(Element data from apps and pages)
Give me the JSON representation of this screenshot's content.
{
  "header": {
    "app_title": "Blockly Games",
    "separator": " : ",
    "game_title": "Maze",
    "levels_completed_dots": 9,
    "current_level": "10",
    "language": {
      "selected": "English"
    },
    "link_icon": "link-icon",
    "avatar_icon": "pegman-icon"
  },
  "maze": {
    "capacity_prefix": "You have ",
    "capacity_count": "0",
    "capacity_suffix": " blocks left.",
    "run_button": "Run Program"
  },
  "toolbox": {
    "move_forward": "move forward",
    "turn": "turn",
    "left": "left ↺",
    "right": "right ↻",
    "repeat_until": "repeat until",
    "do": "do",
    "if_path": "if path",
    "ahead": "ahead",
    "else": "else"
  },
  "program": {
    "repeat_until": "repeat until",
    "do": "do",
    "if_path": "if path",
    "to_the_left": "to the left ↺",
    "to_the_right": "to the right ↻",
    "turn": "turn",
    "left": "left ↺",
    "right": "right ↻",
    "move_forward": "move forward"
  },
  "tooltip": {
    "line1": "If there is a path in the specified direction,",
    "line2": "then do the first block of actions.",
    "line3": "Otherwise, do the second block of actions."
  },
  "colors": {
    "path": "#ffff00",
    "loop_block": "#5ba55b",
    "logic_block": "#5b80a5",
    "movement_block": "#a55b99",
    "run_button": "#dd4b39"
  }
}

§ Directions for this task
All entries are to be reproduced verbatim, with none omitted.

§ Response box
Give me the JSON representation of this screenshot's content.
{
  "header": {
    "app_title": "Blockly Games",
    "separator": " : ",
    "game_title": "Maze",
    "levels_completed_dots": 9,
    "current_level": "10",
    "language": {
      "selected": "English"
    },
    "link_icon": "link-icon",
    "avatar_icon": "pegman-icon"
  },
  "maze": {
    "capacity_prefix": "You have ",
    "capacity_count": "0",
    "capacity_suffix": " blocks left.",
    "run_button": "Run Program"
  },
  "toolbox": {
    "move_forward": "move forward",
    "turn": "turn",
    "left": "left ↺",
    "right": "right ↻",
    "repeat_until": "repeat until",
    "do": "do",
    "if_path": "if path",
    "ahead": "ahead",
    "else": "else"
  },
  "program": {
    "repeat_until": "repeat until",
    "do": "do",
    "if_path": "if path",
    "to_the_left": "to the left ↺",
    "to_the_right": "to the right ↻",
    "turn": "turn",
    "left": "left ↺",
    "right": "right ↻",
    "move_forward": "move forward"
  },
  "tooltip": {
    "line1": "If there is a path in the specified direction,",
    "line2": "then do the first block of actions.",
    "line3": "Otherwise, do the second block of actions."
  },
  "colors": {
    "path": "#ffff00",
    "loop_block": "#5ba55b",
    "logic_block": "#5b80a5",
    "movement_block": "#a55b99",
    "run_button": "#dd4b39"
  }
}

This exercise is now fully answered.